3. Richard Overy, 1939: Countdown to War. I didn't think a book so short on this topic could be good. I was wrong. Overy has a strong overall track record as an author.
4. Samuel Moyn, The Last Utopia: Human Rights in History. I don't have any objections to this much-touted book, but I expected to learn more from it than I did. It didn't feel like 352 pp.
5. Nicholas Ostler, The Last Lingua Franca: English Until the Return of Babel. A provocative book on the forthcoming decline of English as a globally dominant language. I'm not (yet?) convinced, but I'm less unconvinced than I thought I would be. One main point is that more and more business will be done without English at all, often through the BRICS countries. It is interesting to see that fewer people in South Africa are learning English.
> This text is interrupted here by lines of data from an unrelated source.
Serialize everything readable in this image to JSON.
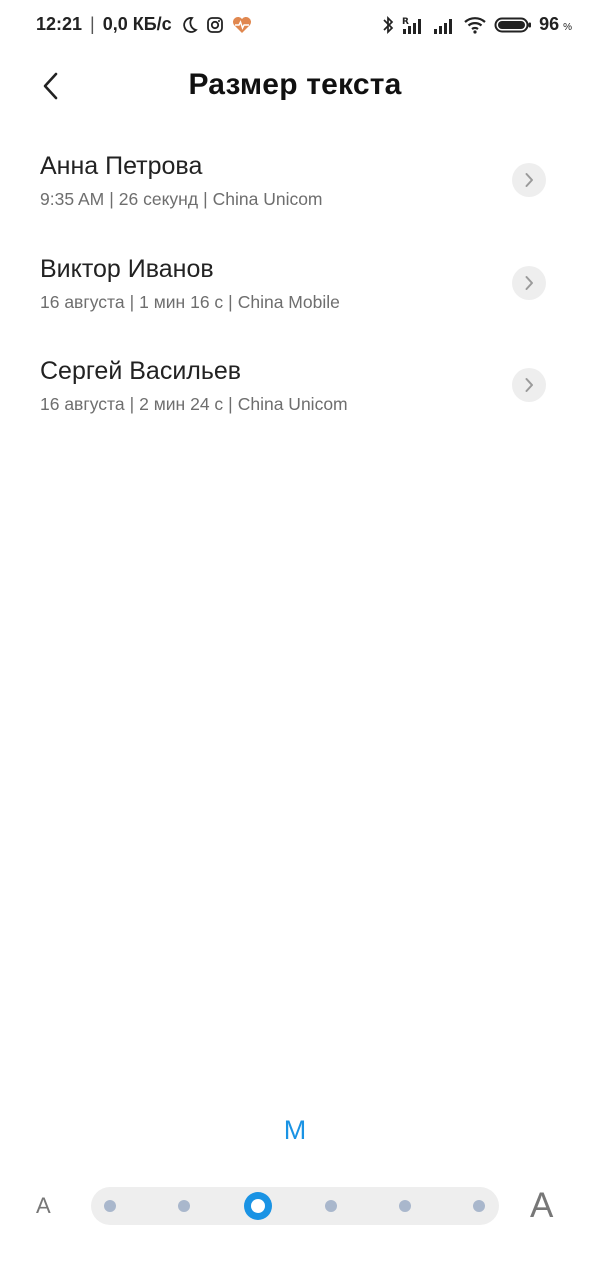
{
  "status_bar": {
    "time": "12:21",
    "separator": "|",
    "network_speed": "0,0 КБ/с",
    "battery_level": "96",
    "battery_unit": "%",
    "icons": [
      "moon-icon",
      "instagram-icon",
      "health-icon",
      "bluetooth-icon",
      "signal-roaming-icon",
      "signal-icon",
      "wifi-icon",
      "battery-icon"
    ],
    "health_icon_color": "#e0874f"
  },
  "header": {
    "title": "Размер текста",
    "back_icon": "chevron-left-icon"
  },
  "calls": [
    {
      "name": "Анна Петрова",
      "time": "9:35 AM",
      "duration": "26 секунд",
      "carrier": "China Unicom"
    },
    {
      "name": "Виктор Иванов",
      "time": "16 августа",
      "duration": "1 мин 16 с",
      "carrier": "China Mobile"
    },
    {
      "name": "Сергей Васильев",
      "time": "16 августа",
      "duration": "2 мин 24 с",
      "carrier": "China Unicom"
    }
  ],
  "meta_separator": "|",
  "text_size": {
    "current_label": "M",
    "small_label": "A",
    "large_label": "A",
    "levels": 6,
    "selected_level_index": 2,
    "accent_color": "#1a93e4"
  }
}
An initial study involved 80 undergrads spending five minutes thinking about either their fifteenth century ancestors, their great-grandparents or a recent shopping trip. Afterwards, those students in the two ancestor conditions were more confident about their likely performance in future exams, an effect that seemed to be mediated by their feeling more in control of their lives.
Three further studies showed that thinking or writing about their recent or distant ancestors led students to actually perform better on a range of intelligence tests, including verbal and spatial tasks (in one test, students who thought about their distant ancestors scored an average of 14 out of 16, compared with an average of 10 out of 16 among controls). The ancestor benefit was mediated partly by students attempting more answers – what the researchers called having a 'promotion orientation'.
The full account is here. I would like to see this replicated, and subject to more variation, but in the meantime it's an interesting idea.
I agree with this:
It's not practical to micromanage risk-taking in the financial sector, nor is it feasible to eliminate bubbles and bank crises entirely. But I really do believe that we could very substantially reduce the risk of bank crises without affecting the efficiency of legitimate banking operations. The way to do it is with very simple, very blunt leverage restrictions that apply to all financial actors over a certain size: banks, insurance companies, hedge funds, private equity, you name it. If you have assets over, say, $10 billion, then the rules kick in. Strict leverage limits (say, 10:1 or maybe 15:1) based on conservative notions of both assets and capital would be a pretty effective bulwark against excessive risk taking but wouldn't seriously interfere with the basic asset allocation function of the financial industry.
It wouldn't be perfect. Nothing is perfect. But if we got obsessed with leverage the same way that, say, the Fed is obsessed with inflation, we could all sleep a lot easier at night.
I would add, however, that obsessing over leverage is likely to prove an electoral disaster. It means limiting credit growth, money supply growth, raising the cost of consumer borrowing, and putting the housing market at a further disadvantage. It also means staring down financial interest groups.